• **Your task**
Your answer should be the records below, written out exactly.

Data extracted from a collection
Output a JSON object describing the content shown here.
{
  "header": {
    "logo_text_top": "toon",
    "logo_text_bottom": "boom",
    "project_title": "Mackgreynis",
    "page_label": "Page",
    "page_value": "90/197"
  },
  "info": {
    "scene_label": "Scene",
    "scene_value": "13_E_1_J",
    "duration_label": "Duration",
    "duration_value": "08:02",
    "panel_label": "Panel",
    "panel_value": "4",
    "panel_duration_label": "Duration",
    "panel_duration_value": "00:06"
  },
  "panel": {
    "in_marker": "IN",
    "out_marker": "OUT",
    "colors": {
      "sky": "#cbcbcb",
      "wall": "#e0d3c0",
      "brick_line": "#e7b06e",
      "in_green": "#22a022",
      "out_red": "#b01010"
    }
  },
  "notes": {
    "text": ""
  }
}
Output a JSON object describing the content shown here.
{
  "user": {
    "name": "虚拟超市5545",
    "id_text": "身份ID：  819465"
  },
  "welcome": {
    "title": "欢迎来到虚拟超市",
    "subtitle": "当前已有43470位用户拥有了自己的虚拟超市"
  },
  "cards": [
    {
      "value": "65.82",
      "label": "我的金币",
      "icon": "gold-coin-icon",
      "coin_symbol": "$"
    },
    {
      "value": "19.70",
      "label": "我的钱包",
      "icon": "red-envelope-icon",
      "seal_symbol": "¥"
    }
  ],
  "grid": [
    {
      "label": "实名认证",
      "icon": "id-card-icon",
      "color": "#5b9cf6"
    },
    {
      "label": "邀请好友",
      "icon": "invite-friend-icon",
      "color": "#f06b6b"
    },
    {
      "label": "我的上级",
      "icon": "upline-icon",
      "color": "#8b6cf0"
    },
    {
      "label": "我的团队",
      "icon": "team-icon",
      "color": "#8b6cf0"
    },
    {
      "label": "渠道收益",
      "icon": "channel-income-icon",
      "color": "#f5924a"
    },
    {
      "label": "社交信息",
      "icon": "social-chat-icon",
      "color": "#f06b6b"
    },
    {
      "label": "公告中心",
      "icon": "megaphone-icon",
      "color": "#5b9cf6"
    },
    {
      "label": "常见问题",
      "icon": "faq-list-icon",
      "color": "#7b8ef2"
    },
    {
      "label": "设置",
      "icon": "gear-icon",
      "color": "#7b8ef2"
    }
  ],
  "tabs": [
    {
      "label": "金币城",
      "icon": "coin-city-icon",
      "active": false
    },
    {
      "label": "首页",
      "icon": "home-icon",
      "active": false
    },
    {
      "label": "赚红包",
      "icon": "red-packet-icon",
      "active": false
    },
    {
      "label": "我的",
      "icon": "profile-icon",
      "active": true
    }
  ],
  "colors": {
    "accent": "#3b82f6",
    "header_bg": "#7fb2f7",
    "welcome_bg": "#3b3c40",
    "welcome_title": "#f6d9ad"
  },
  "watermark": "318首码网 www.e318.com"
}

• **Exercise answer**
Output a JSON object describing the content shown here.
{
  "header": {
    "logo_text_top": "toon",
    "logo_text_bottom": "boom",
    "project_title": "Mackgreynis",
    "page_label": "Page",
    "page_value": "90/197"
  },
  "info": {
    "scene_label": "Scene",
    "scene_value": "13_E_1_J",
    "duration_label": "Duration",
    "duration_value": "08:02",
    "panel_label": "Panel",
    "panel_value": "4",
    "panel_duration_label": "Duration",
    "panel_duration_value": "00:06"
  },
  "panel": {
    "in_marker": "IN",
    "out_marker": "OUT",
    "colors": {
      "sky": "#cbcbcb",
      "wall": "#e0d3c0",
      "brick_line": "#e7b06e",
      "in_green": "#22a022",
      "out_red": "#b01010"
    }
  },
  "notes": {
    "text": ""
  }
}
Output a JSON object describing the content shown here.
{
  "user": {
    "name": "虚拟超市5545",
    "id_text": "身份ID：  819465"
  },
  "welcome": {
    "title": "欢迎来到虚拟超市",
    "subtitle": "当前已有43470位用户拥有了自己的虚拟超市"
  },
  "cards": [
    {
      "value": "65.82",
      "label": "我的金币",
      "icon": "gold-coin-icon",
      "coin_symbol": "$"
    },
    {
      "value": "19.70",
      "label": "我的钱包",
      "icon": "red-envelope-icon",
      "seal_symbol": "¥"
    }
  ],
  "grid": [
    {
      "label": "实名认证",
      "icon": "id-card-icon",
      "color": "#5b9cf6"
    },
    {
      "label": "邀请好友",
      "icon": "invite-friend-icon",
      "color": "#f06b6b"
    },
    {
      "label": "我的上级",
      "icon": "upline-icon",
      "color": "#8b6cf0"
    },
    {
      "label": "我的团队",
      "icon": "team-icon",
      "color": "#8b6cf0"
    },
    {
      "label": "渠道收益",
      "icon": "channel-income-icon",
      "color": "#f5924a"
    },
    {
      "label": "社交信息",
      "icon": "social-chat-icon",
      "color": "#f06b6b"
    },
    {
      "label": "公告中心",
      "icon": "megaphone-icon",
      "color": "#5b9cf6"
    },
    {
      "label": "常见问题",
      "icon": "faq-list-icon",
      "color": "#7b8ef2"
    },
    {
      "label": "设置",
      "icon": "gear-icon",
      "color": "#7b8ef2"
    }
  ],
  "tabs": [
    {
      "label": "金币城",
      "icon": "coin-city-icon",
      "active": false
    },
    {
      "label": "首页",
      "icon": "home-icon",
      "active": false
    },
    {
      "label": "赚红包",
      "icon": "red-packet-icon",
      "active": false
    },
    {
      "label": "我的",
      "icon": "profile-icon",
      "active": true
    }
  ],
  "colors": {
    "accent": "#3b82f6",
    "header_bg": "#7fb2f7",
    "welcome_bg": "#3b3c40",
    "welcome_title": "#f6d9ad"
  },
  "watermark": "318首码网 www.e318.com"
}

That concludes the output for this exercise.